Dublin, Ireland: – Sungard Availability Services® (Sungard AS), a leading provider of information availability through managed IT, cloud and recovery services, today announces research revealing that 40 per cent of Irish organisations believe that deploying cloud solutions has increased the complexity of their IT environment. These findings lead on from the recent revelations that the ‘Cloud Hangover’ is costing Irish businesses over €100m every year. The research questioned 50 senior IT decision makers in Irish businesses with over 250 employees, and an average cloud spend of €1,099,265 in the last year.
Despite being perceived by many as an IT cure-all for complex and sprawling legacy systems, cloud computing has not been the silver-bullet many anticipated. While decreasing the IT team’s day-to-day maintenance was a key driver in cloud adoption for 46 per cent of organisations, 24 per cent of Irish of IT decision makers said that adopting cloud services has made their job more complex.
Increasing Sophistication, Increasing Stress
The findings revealed that cloud adoption has in fact left organisations facing more complexity than ever before. 28 per cent of IT decision makers complained that the cloud has made their job more stressful while just over a quarter (26 per cent) added that their role is now more difficult since deploying cloud. In fact, a staggering 80 per cent of Irish businesses believe that cloud computing has added a new set of challenges and processes to their workload.
Part of the problem may result from an increase in cloud suppliers, with respondents running an average of three separate cloud platforms. Running so many systems is beginning to take its toll with 18 per cent of respondents confessing to concerns that their organisation uses too many platforms.
Causes of complexity
Some of the complexity challenges highlighted in the research include:
Commenting on the findings, Keith Tilley, Executive Vice President, Global Sales & Customer Services Management at Sungard Availability Services, said: “First cost and now complexity – is it any wonder that Irish organisations have been left somewhat disappointed in their cloud deployments and are now rethinking their strategy?
“In many cases, cloud computing was presented as a silver bullet for the CIO, a way to cut down on administrative processes and allow IT departments to invest their time and resource in innovation and demonstrating technology’s role as a business enabler. Instead we can see that IT departments have as much admin work as ever before, if not more. The cloud hasn’t eliminated this maintenance work, and in fact, could even be said to have added more pressures for staff when ensuring that systems remains available.

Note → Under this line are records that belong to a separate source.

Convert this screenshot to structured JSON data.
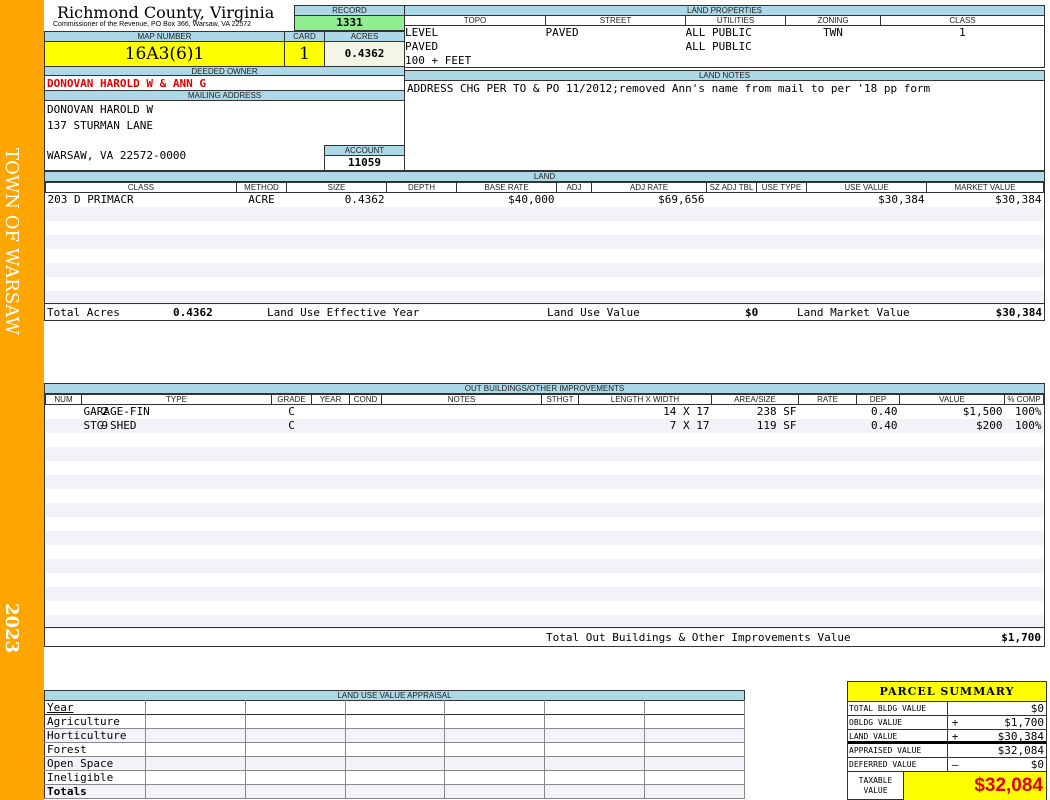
{
  "sidebar": {
    "town": "TOWN OF WARSAW",
    "year": "2023",
    "color": "#FFA500"
  },
  "header": {
    "title": "Richmond County, Virginia",
    "subtitle": "Commissioner of the Revenue, PO Box 366, Warsaw, VA 22572"
  },
  "record": {
    "label": "RECORD",
    "value": "1331"
  },
  "map": {
    "map_label": "MAP NUMBER",
    "map_value": "16A3(6)1",
    "card_label": "CARD",
    "card_value": "1",
    "acres_label": "ACRES",
    "acres_value": "0.4362"
  },
  "owner": {
    "label": "DEEDED OWNER",
    "value": "DONOVAN HAROLD W & ANN G"
  },
  "mailing": {
    "label": "MAILING ADDRESS",
    "lines": [
      "DONOVAN HAROLD W",
      "137 STURMAN LANE",
      "WARSAW, VA 22572-0000"
    ]
  },
  "account": {
    "label": "ACCOUNT",
    "value": "11059"
  },
  "land_properties": {
    "label": "LAND PROPERTIES",
    "columns": [
      "TOPO",
      "STREET",
      "UTILITIES",
      "ZONING",
      "CLASS"
    ],
    "rows": [
      [
        "LEVEL",
        "PAVED",
        "ALL PUBLIC",
        "TWN",
        "1"
      ],
      [
        "PAVED",
        "",
        "ALL PUBLIC",
        "",
        ""
      ],
      [
        "100 + FEET",
        "",
        "",
        "",
        ""
      ]
    ]
  },
  "land_notes": {
    "label": "LAND NOTES",
    "text": "ADDRESS CHG PER TO & PO 11/2012;removed Ann's  name from mail to per '18 pp form"
  },
  "land": {
    "label": "LAND",
    "columns": [
      "CLASS",
      "METHOD",
      "SIZE",
      "DEPTH",
      "BASE RATE",
      "ADJ",
      "ADJ RATE",
      "SZ ADJ TBL",
      "USE TYPE",
      "USE VALUE",
      "MARKET VALUE"
    ],
    "rows": [
      [
        "203 D PRIMACR",
        "ACRE",
        "0.4362",
        "",
        "$40,000",
        "",
        "$69,656",
        "",
        "",
        "$30,384",
        "$30,384"
      ]
    ],
    "totals": {
      "acres_label": "Total Acres",
      "acres": "0.4362",
      "effective_year_label": "Land Use Effective Year",
      "use_value_label": "Land Use Value",
      "use_value": "$0",
      "market_label": "Land Market Value",
      "market": "$30,384"
    }
  },
  "outbuildings": {
    "label": "OUT BUILDINGS/OTHER IMPROVEMENTS",
    "columns": [
      "NUM",
      "TYPE",
      "GRADE",
      "YEAR",
      "COND",
      "NOTES",
      "STHGT",
      "LENGTH X WIDTH",
      "AREA/SIZE",
      "RATE",
      "DEP",
      "VALUE",
      "% COMP"
    ],
    "rows": [
      [
        "2",
        "GARAGE-FIN",
        "C",
        "",
        "",
        "",
        "",
        "14 X 17",
        "238 SF",
        "",
        "0.40",
        "$1,500",
        "100%"
      ],
      [
        "9",
        "STG SHED",
        "C",
        "",
        "",
        "",
        "",
        "7 X 17",
        "119 SF",
        "",
        "0.40",
        "$200",
        "100%"
      ]
    ],
    "total_label": "Total Out Buildings & Other Improvements Value",
    "total": "$1,700"
  },
  "land_use_appraisal": {
    "label": "LAND USE VALUE APPRAISAL",
    "year_label": "Year",
    "rows": [
      "Agriculture",
      "Horticulture",
      "Forest",
      "Open Space",
      "Ineligible"
    ],
    "totals_label": "Totals"
  },
  "parcel_summary": {
    "title": "PARCEL SUMMARY",
    "rows": [
      {
        "label": "TOTAL BLDG VALUE",
        "sign": "",
        "value": "$0"
      },
      {
        "label": "OBLDG VALUE",
        "sign": "+",
        "value": "$1,700"
      },
      {
        "label": "LAND VALUE",
        "sign": "+",
        "value": "$30,384"
      },
      {
        "label": "APPRAISED VALUE",
        "sign": "",
        "value": "$32,084"
      },
      {
        "label": "DEFERRED VALUE",
        "sign": "–",
        "value": "$0"
      }
    ],
    "taxable_label": "TAXABLE VALUE",
    "taxable_value": "$32,084"
  }
}
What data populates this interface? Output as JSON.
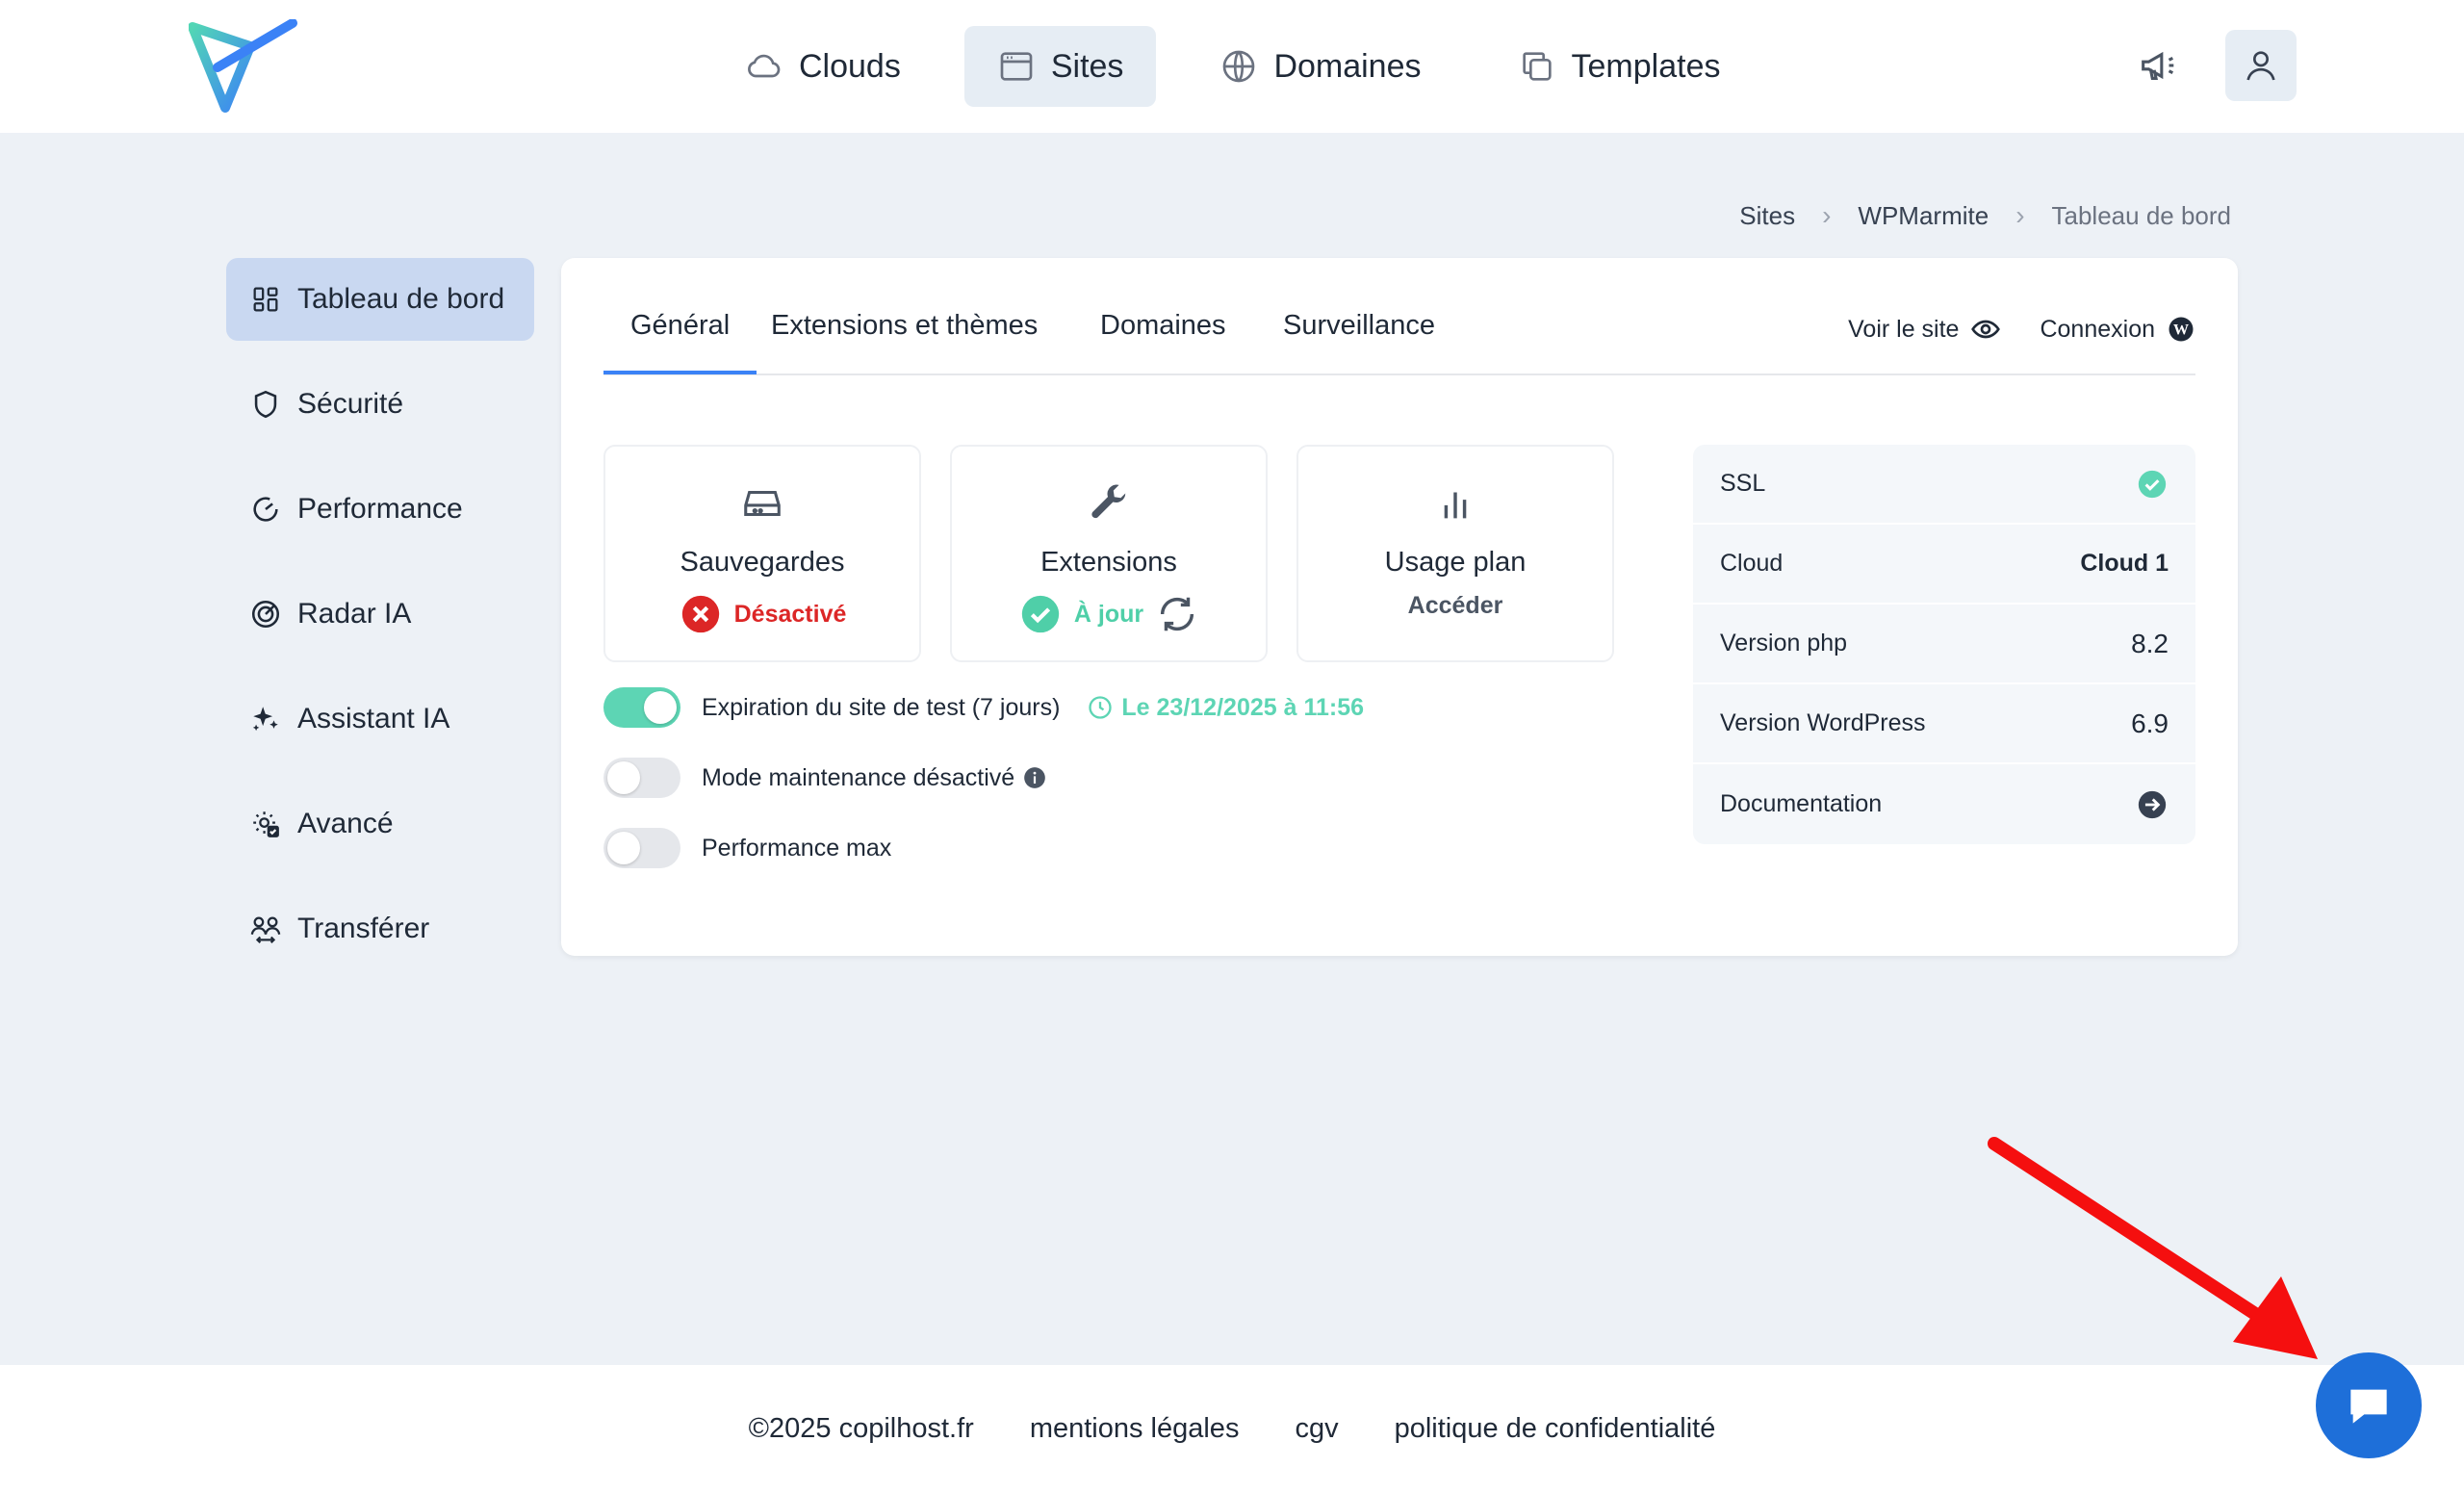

“Of course when deployed in the correct situations cloud computing can have a very positive business impact – helping over a third (34 per cent) of organisations increase business agility, 40 per cent their overall availability and 36 per cent increase their competitive advantage. “
“However, despite the benefits, there is still some education to be done in ensuring the market takes a realistic view of cloud. For most organisations, the challenge of deploying cloud correctly – as part of a Hybrid IT strategy that encompasses the whole IT estate means that going it alone is not an option. Working with managed services providers can help businesses adopt a tailored approach to their IT, working with both their legacy environments and cloud systems, to create an environment that is not too complex to manage.”
The full report is available to download here.
*About the research
Interviews were carried out in February 2015 by Vanson Bourne on behalf of Sungard Availability Services. 400 interviews were conducted altogether: 150 from the UK, 150 from France and 50 each from Sweden and Ireland. The research spoke to IT decision makers in businesses of over 500 employees in the UK, France and Sweden and 250 in Ireland across a variety of sectors – including financial services, business process management and retail.
The term ‘Cloud Computing’ was defined in the following ways: